[PROVIDED RECORDS]

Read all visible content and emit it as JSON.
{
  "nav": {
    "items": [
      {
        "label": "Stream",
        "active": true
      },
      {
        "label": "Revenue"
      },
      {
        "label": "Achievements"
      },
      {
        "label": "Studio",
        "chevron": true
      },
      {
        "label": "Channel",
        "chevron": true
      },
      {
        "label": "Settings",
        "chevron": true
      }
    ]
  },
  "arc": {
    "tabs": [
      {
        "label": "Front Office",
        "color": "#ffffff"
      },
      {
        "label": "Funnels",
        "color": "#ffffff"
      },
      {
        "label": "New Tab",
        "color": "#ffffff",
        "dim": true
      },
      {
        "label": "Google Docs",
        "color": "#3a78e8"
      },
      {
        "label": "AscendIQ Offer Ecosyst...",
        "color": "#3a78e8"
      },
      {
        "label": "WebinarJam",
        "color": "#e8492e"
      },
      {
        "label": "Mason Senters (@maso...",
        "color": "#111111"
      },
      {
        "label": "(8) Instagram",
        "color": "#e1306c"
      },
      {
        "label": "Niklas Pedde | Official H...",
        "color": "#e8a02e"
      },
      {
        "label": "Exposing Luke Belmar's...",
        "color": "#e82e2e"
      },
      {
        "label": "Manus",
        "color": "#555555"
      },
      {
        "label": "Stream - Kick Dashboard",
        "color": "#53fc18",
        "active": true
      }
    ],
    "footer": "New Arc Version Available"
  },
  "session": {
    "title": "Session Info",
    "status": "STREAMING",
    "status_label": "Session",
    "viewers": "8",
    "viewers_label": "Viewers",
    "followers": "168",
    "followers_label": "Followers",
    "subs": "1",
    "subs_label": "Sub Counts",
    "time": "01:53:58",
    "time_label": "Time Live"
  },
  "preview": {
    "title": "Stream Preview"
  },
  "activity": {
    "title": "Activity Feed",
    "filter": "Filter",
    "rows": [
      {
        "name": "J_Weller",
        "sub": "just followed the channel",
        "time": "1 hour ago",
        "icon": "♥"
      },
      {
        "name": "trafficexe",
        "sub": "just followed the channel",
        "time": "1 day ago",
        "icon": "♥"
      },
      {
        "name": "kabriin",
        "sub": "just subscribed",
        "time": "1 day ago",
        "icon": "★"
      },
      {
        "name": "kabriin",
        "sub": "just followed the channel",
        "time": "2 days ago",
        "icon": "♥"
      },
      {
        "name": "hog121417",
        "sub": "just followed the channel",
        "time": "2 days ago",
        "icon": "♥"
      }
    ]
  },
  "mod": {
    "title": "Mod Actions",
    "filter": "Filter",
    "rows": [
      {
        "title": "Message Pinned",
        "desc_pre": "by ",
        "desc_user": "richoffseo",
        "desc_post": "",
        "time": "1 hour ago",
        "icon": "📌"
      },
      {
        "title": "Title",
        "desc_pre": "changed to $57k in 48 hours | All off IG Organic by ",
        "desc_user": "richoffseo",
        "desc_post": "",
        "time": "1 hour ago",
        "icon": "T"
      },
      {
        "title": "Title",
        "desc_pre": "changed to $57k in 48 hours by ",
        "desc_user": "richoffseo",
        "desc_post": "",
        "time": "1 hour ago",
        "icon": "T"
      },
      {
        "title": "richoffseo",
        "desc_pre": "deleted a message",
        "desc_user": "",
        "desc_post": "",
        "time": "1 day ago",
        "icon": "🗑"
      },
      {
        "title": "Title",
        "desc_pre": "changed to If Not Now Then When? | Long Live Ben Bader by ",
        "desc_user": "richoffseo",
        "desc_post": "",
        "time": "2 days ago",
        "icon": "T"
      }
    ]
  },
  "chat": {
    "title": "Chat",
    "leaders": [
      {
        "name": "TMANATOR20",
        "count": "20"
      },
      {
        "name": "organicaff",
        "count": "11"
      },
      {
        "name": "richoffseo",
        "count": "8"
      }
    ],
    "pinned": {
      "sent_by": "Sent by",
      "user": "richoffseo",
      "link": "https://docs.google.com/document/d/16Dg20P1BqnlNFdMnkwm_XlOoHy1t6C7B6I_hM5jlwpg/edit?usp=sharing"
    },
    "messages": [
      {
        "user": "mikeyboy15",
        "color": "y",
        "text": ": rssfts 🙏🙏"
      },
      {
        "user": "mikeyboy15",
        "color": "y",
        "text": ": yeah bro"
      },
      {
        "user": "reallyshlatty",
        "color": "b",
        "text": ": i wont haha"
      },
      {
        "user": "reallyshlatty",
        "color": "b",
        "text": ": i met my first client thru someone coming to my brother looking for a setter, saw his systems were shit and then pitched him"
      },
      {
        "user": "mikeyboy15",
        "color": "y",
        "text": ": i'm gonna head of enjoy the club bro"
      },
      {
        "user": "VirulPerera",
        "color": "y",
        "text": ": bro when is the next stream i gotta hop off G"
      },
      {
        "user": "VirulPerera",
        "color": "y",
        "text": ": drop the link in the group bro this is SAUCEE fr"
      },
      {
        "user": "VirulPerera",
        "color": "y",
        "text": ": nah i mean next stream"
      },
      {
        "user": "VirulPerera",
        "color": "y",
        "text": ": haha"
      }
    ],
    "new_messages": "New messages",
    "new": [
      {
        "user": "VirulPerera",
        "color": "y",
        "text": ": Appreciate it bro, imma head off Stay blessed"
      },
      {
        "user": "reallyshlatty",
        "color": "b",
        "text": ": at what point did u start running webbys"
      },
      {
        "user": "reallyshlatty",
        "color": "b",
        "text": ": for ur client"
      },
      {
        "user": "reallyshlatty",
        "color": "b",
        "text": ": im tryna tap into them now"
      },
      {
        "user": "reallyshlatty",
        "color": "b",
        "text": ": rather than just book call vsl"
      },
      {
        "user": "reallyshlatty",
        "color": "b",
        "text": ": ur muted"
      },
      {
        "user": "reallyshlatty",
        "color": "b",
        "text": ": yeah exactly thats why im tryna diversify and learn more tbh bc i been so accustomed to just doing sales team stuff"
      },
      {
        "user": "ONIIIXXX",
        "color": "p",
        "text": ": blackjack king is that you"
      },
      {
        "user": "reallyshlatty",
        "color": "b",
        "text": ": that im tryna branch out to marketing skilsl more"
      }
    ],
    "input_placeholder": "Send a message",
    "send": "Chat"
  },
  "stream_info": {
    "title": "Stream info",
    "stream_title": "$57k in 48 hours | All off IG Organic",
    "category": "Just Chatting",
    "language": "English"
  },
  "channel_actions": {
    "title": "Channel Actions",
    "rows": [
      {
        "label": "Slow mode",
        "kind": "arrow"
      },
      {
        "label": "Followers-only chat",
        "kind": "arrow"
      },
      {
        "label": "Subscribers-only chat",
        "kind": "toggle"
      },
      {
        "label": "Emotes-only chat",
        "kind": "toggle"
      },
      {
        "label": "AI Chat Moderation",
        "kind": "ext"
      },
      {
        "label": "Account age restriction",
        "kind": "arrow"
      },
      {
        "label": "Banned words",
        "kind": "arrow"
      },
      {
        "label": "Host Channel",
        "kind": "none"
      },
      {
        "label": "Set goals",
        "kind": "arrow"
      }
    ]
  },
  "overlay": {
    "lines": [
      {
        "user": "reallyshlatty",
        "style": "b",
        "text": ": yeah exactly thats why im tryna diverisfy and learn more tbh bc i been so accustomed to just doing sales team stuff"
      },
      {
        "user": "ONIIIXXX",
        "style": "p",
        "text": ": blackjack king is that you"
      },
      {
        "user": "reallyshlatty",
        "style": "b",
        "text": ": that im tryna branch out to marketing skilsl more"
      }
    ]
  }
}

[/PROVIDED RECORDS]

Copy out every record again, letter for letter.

TASK ANSWER:
Read all visible content and emit it as JSON.
{
  "nav": {
    "items": [
      {
        "label": "Stream",
        "active": true
      },
      {
        "label": "Revenue"
      },
      {
        "label": "Achievements"
      },
      {
        "label": "Studio",
        "chevron": true
      },
      {
        "label": "Channel",
        "chevron": true
      },
      {
        "label": "Settings",
        "chevron": true
      }
    ]
  },
  "arc": {
    "tabs": [
      {
        "label": "Front Office",
        "color": "#ffffff"
      },
      {
        "label": "Funnels",
        "color": "#ffffff"
      },
      {
        "label": "New Tab",
        "color": "#ffffff",
        "dim": true
      },
      {
        "label": "Google Docs",
        "color": "#3a78e8"
      },
      {
        "label": "AscendIQ Offer Ecosyst...",
        "color": "#3a78e8"
      },
      {
        "label": "WebinarJam",
        "color": "#e8492e"
      },
      {
        "label": "Mason Senters (@maso...",
        "color": "#111111"
      },
      {
        "label": "(8) Instagram",
        "color": "#e1306c"
      },
      {
        "label": "Niklas Pedde | Official H...",
        "color": "#e8a02e"
      },
      {
        "label": "Exposing Luke Belmar's...",
        "color": "#e82e2e"
      },
      {
        "label": "Manus",
        "color": "#555555"
      },
      {
        "label": "Stream - Kick Dashboard",
        "color": "#53fc18",
        "active": true
      }
    ],
    "footer": "New Arc Version Available"
  },
  "session": {
    "title": "Session Info",
    "status": "STREAMING",
    "status_label": "Session",
    "viewers": "8",
    "viewers_label": "Viewers",
    "followers": "168",
    "followers_label": "Followers",
    "subs": "1",
    "subs_label": "Sub Counts",
    "time": "01:53:58",
    "time_label": "Time Live"
  },
  "preview": {
    "title": "Stream Preview"
  },
  "activity": {
    "title": "Activity Feed",
    "filter": "Filter",
    "rows": [
      {
        "name": "J_Weller",
        "sub": "just followed the channel",
        "time": "1 hour ago",
        "icon": "♥"
      },
      {
        "name": "trafficexe",
        "sub": "just followed the channel",
        "time": "1 day ago",
        "icon": "♥"
      },
      {
        "name": "kabriin",
        "sub": "just subscribed",
        "time": "1 day ago",
        "icon": "★"
      },
      {
        "name": "kabriin",
        "sub": "just followed the channel",
        "time": "2 days ago",
        "icon": "♥"
      },
      {
        "name": "hog121417",
        "sub": "just followed the channel",
        "time": "2 days ago",
        "icon": "♥"
      }
    ]
  },
  "mod": {
    "title": "Mod Actions",
    "filter": "Filter",
    "rows": [
      {
        "title": "Message Pinned",
        "desc_pre": "by ",
        "desc_user": "richoffseo",
        "desc_post": "",
        "time": "1 hour ago",
        "icon": "📌"
      },
      {
        "title": "Title",
        "desc_pre": "changed to $57k in 48 hours | All off IG Organic by ",
        "desc_user": "richoffseo",
        "desc_post": "",
        "time": "1 hour ago",
        "icon": "T"
      },
      {
        "title": "Title",
        "desc_pre": "changed to $57k in 48 hours by ",
        "desc_user": "richoffseo",
        "desc_post": "",
        "time": "1 hour ago",
        "icon": "T"
      },
      {
        "title": "richoffseo",
        "desc_pre": "deleted a message",
        "desc_user": "",
        "desc_post": "",
        "time": "1 day ago",
        "icon": "🗑"
      },
      {
        "title": "Title",
        "desc_pre": "changed to If Not Now Then When? | Long Live Ben Bader by ",
        "desc_user": "richoffseo",
        "desc_post": "",
        "time": "2 days ago",
        "icon": "T"
      }
    ]
  },
  "chat": {
    "title": "Chat",
    "leaders": [
      {
        "name": "TMANATOR20",
        "count": "20"
      },
      {
        "name": "organicaff",
        "count": "11"
      },
      {
        "name": "richoffseo",
        "count": "8"
      }
    ],
    "pinned": {
      "sent_by": "Sent by",
      "user": "richoffseo",
      "link": "https://docs.google.com/document/d/16Dg20P1BqnlNFdMnkwm_XlOoHy1t6C7B6I_hM5jlwpg/edit?usp=sharing"
    },
    "messages": [
      {
        "user": "mikeyboy15",
        "color": "y",
        "text": ": rssfts 🙏🙏"
      },
      {
        "user": "mikeyboy15",
        "color": "y",
        "text": ": yeah bro"
      },
      {
        "user": "reallyshlatty",
        "color": "b",
        "text": ": i wont haha"
      },
      {
        "user": "reallyshlatty",
        "color": "b",
        "text": ": i met my first client thru someone coming to my brother looking for a setter, saw his systems were shit and then pitched him"
      },
      {
        "user": "mikeyboy15",
        "color": "y",
        "text": ": i'm gonna head of enjoy the club bro"
      },
      {
        "user": "VirulPerera",
        "color": "y",
        "text": ": bro when is the next stream i gotta hop off G"
      },
      {
        "user": "VirulPerera",
        "color": "y",
        "text": ": drop the link in the group bro this is SAUCEE fr"
      },
      {
        "user": "VirulPerera",
        "color": "y",
        "text": ": nah i mean next stream"
      },
      {
        "user": "VirulPerera",
        "color": "y",
        "text": ": haha"
      }
    ],
    "new_messages": "New messages",
    "new": [
      {
        "user": "VirulPerera",
        "color": "y",
        "text": ": Appreciate it bro, imma head off Stay blessed"
      },
      {
        "user": "reallyshlatty",
        "color": "b",
        "text": ": at what point did u start running webbys"
      },
      {
        "user": "reallyshlatty",
        "color": "b",
        "text": ": for ur client"
      },
      {
        "user": "reallyshlatty",
        "color": "b",
        "text": ": im tryna tap into them now"
      },
      {
        "user": "reallyshlatty",
        "color": "b",
        "text": ": rather than just book call vsl"
      },
      {
        "user": "reallyshlatty",
        "color": "b",
        "text": ": ur muted"
      },
      {
        "user": "reallyshlatty",
        "color": "b",
        "text": ": yeah exactly thats why im tryna diversify and learn more tbh bc i been so accustomed to just doing sales team stuff"
      },
      {
        "user": "ONIIIXXX",
        "color": "p",
        "text": ": blackjack king is that you"
      },
      {
        "user": "reallyshlatty",
        "color": "b",
        "text": ": that im tryna branch out to marketing skilsl more"
      }
    ],
    "input_placeholder": "Send a message",
    "send": "Chat"
  },
  "stream_info": {
    "title": "Stream info",
    "stream_title": "$57k in 48 hours | All off IG Organic",
    "category": "Just Chatting",
    "language": "English"
  },
  "channel_actions": {
    "title": "Channel Actions",
    "rows": [
      {
        "label": "Slow mode",
        "kind": "arrow"
      },
      {
        "label": "Followers-only chat",
        "kind": "arrow"
      },
      {
        "label": "Subscribers-only chat",
        "kind": "toggle"
      },
      {
        "label": "Emotes-only chat",
        "kind": "toggle"
      },
      {
        "label": "AI Chat Moderation",
        "kind": "ext"
      },
      {
        "label": "Account age restriction",
        "kind": "arrow"
      },
      {
        "label": "Banned words",
        "kind": "arrow"
      },
      {
        "label": "Host Channel",
        "kind": "none"
      },
      {
        "label": "Set goals",
        "kind": "arrow"
      }
    ]
  },
  "overlay": {
    "lines": [
      {
        "user": "reallyshlatty",
        "style": "b",
        "text": ": yeah exactly thats why im tryna diverisfy and learn more tbh bc i been so accustomed to just doing sales team stuff"
      },
      {
        "user": "ONIIIXXX",
        "style": "p",
        "text": ": blackjack king is that you"
      },
      {
        "user": "reallyshlatty",
        "style": "b",
        "text": ": that im tryna branch out to marketing skilsl more"
      }
    ]
  }
}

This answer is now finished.